[TASK INSTRUCTIONS] The lines you return must be all those in the data that hold the string "icon".

== Segment start ==

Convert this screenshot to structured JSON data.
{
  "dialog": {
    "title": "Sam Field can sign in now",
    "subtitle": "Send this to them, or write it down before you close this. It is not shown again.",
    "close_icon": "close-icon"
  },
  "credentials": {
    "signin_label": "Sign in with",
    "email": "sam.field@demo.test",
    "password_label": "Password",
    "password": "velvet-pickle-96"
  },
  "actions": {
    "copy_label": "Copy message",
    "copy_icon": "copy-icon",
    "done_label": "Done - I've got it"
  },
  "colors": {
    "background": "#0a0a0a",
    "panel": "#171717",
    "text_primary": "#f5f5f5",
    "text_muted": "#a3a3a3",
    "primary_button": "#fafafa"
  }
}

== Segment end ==
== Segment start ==

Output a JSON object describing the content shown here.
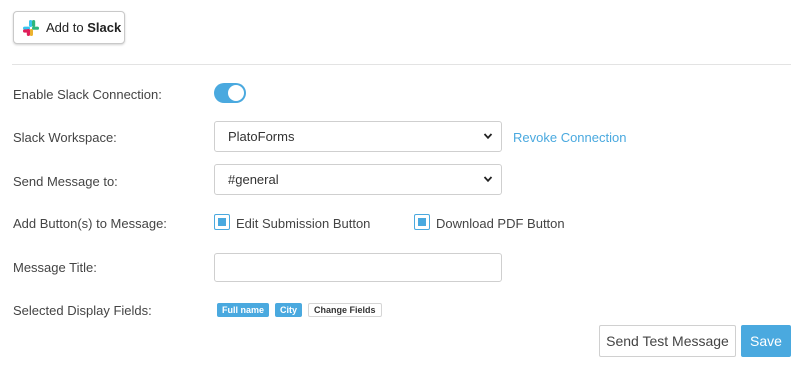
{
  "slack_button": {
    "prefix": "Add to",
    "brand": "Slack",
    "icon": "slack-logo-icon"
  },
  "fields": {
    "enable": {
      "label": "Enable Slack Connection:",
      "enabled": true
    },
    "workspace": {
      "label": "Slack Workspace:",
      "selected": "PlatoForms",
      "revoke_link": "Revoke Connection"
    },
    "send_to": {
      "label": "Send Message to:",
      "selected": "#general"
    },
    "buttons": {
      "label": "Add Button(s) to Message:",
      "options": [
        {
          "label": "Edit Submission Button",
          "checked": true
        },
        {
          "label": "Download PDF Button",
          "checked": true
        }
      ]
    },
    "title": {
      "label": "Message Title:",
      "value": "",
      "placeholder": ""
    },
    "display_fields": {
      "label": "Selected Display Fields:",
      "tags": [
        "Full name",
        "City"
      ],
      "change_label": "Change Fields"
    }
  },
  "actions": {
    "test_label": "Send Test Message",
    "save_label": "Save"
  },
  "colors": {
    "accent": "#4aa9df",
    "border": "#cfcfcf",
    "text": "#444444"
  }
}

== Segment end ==

[REPLY]
    "close_icon": "close-icon"
    "copy_icon": "copy-icon",
    "icon": "slack-logo-icon"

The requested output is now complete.